Break out the cheese steaks, the pretzels and the roast pork sandwiches -- it's party time at Philadelphia-based CIGNA Insurance.
Champagne bottles are popping all over Center City Philadelphia this weekend.
Profits are up 40 "freaking" percent at CIGNA!
Yup, you read that right! Because people are suffering in the recession and can't afford their massive "CIGNA junk policy" deductibles, medical care is not being accessed by policyholders as much as in the past. As a result, CIGNA's so-called medical loss ratio (MLR) was able to slip from 84.4 percent a year ago to 78.5 percent in the last quarter. The Journal reports:
Analysts noted that the percentage of premium revenue used to pay members' medical claims--a key measure known as the medical loss ratio--in Cigna's main commercial risk segment declined to 78.5% from 84.4% a year earlier. Investors like to see insurers contain the MLRs; regulations under the new health-coverage laws, however, will require insurers to spend at least 80% or 85% of premium revenue on patient care as of 2011, dependent on type of health plan.
As you know, the ACA requires commercial insurers to spend at least 85 percent of premium dollars for medical expenses with group policies and 80 percent for individual policies.
The managed-care industry and analysts expect lower earnings this year compared with 2010 because of health-policy changes--notably the new minimum medical-spending requirements for insurers--and likely return of demand to typical levels. Industry earnings are expected to grow in 2012 and beyond.
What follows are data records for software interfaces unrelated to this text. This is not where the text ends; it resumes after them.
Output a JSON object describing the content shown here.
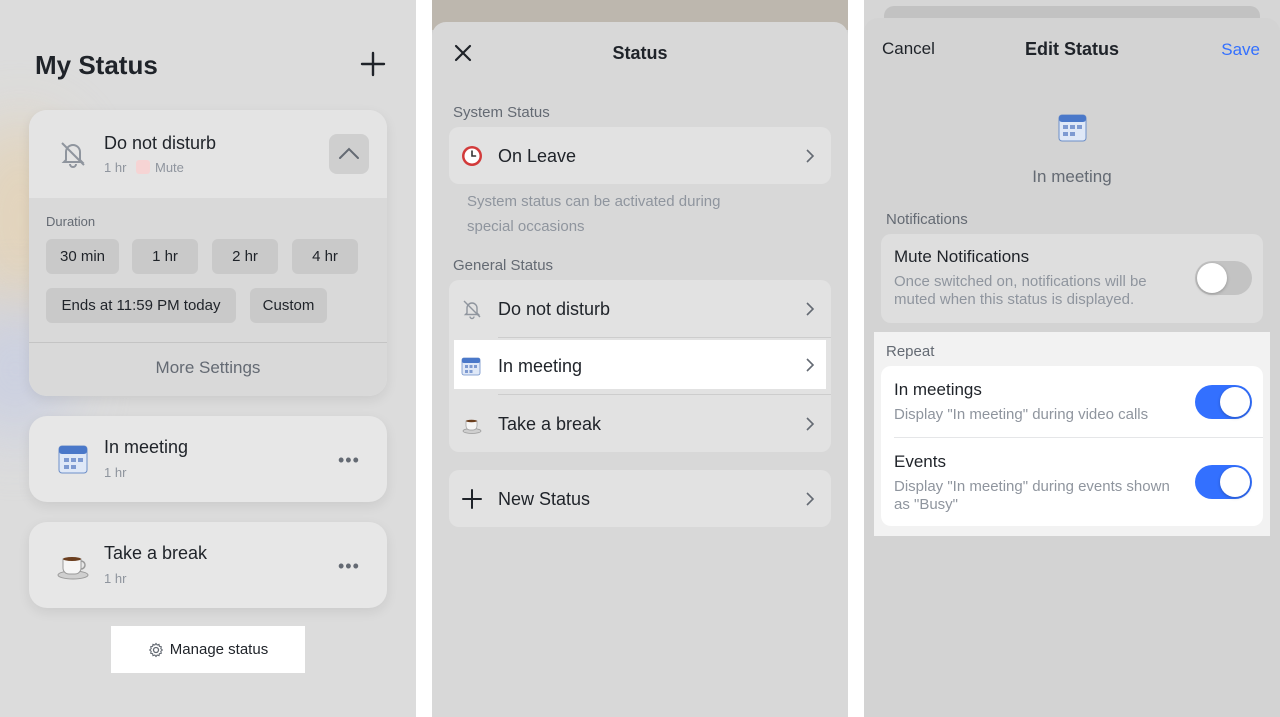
{
  "my_status": {
    "title": "My Status",
    "dnd": {
      "name": "Do not disturb",
      "duration": "1 hr",
      "mute_label": "Mute",
      "duration_label": "Duration",
      "chips": [
        "30 min",
        "1 hr",
        "2 hr",
        "4 hr",
        "Ends at 11:59 PM today",
        "Custom"
      ],
      "more_settings": "More Settings"
    },
    "items": [
      {
        "name": "In meeting",
        "duration": "1 hr",
        "icon": "calendar-icon"
      },
      {
        "name": "Take a break",
        "duration": "1 hr",
        "icon": "coffee-icon"
      }
    ],
    "manage_label": "Manage status"
  },
  "status_panel": {
    "title": "Status",
    "system_label": "System Status",
    "system_items": [
      {
        "label": "On Leave",
        "icon": "clock-icon"
      }
    ],
    "system_hint": "System status can be activated during special occasions",
    "general_label": "General Status",
    "general_items": [
      {
        "label": "Do not disturb",
        "icon": "bell-off-icon"
      },
      {
        "label": "In meeting",
        "icon": "calendar-icon"
      },
      {
        "label": "Take a break",
        "icon": "coffee-icon"
      }
    ],
    "new_status": "New Status"
  },
  "edit_status": {
    "cancel": "Cancel",
    "title": "Edit Status",
    "save": "Save",
    "status_name": "In meeting",
    "notifications_label": "Notifications",
    "mute": {
      "title": "Mute Notifications",
      "desc": "Once switched on, notifications will be muted when this status is displayed.",
      "enabled": false
    },
    "repeat_label": "Repeat",
    "repeat_items": [
      {
        "title": "In meetings",
        "desc": "Display \"In meeting\" during video calls",
        "enabled": true
      },
      {
        "title": "Events",
        "desc": "Display \"In meeting\" during events shown as \"Busy\"",
        "enabled": true
      }
    ]
  },
  "colors": {
    "accent": "#3370ff",
    "toggle_off": "#c3c3c3"
  }
}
Because CIGNA knows its shareholders will be pissed when profits drop next year due to the government-mandated MLR floors, CIGNA is doing all it can to influence policymakers along with the crooks at UnitedHealth, Aetna and WellPoint. Their goal: gut consumer protections in the ACA that could lead to decreased profits for Wall Street.
It's the same old story at CIGNA -- when we suffer, CIGNA wins. The Journal goes on to say:
The industry benefited last year as consumers reduced their use of medical services amid the sluggish economy and high unemployment.
What a twisted and perverted system we have, eh CIGNA?!
People don't get any less sick when they lose their jobs or lose income. Children don't get cancer any less frequently, but they are still forced to cut back on care because of our immoral for-profit health insurance system that translates bad times for the American people into great times for CIGNA executives and shareholders.
Maybe CIGNA can send some of its profits to the Sarkisyan family whose daughter CIGNA "murdered by denial" in 2007. CIGNA, of course, weaseled its way out of accepting any liability for her death.
UPDATE: Yesterday I wrote about how CT insurance executives are doing their best to kill CT's public option, SustiNet. Wendell Potter has a great new column on SustiNet available at the Huffington Post.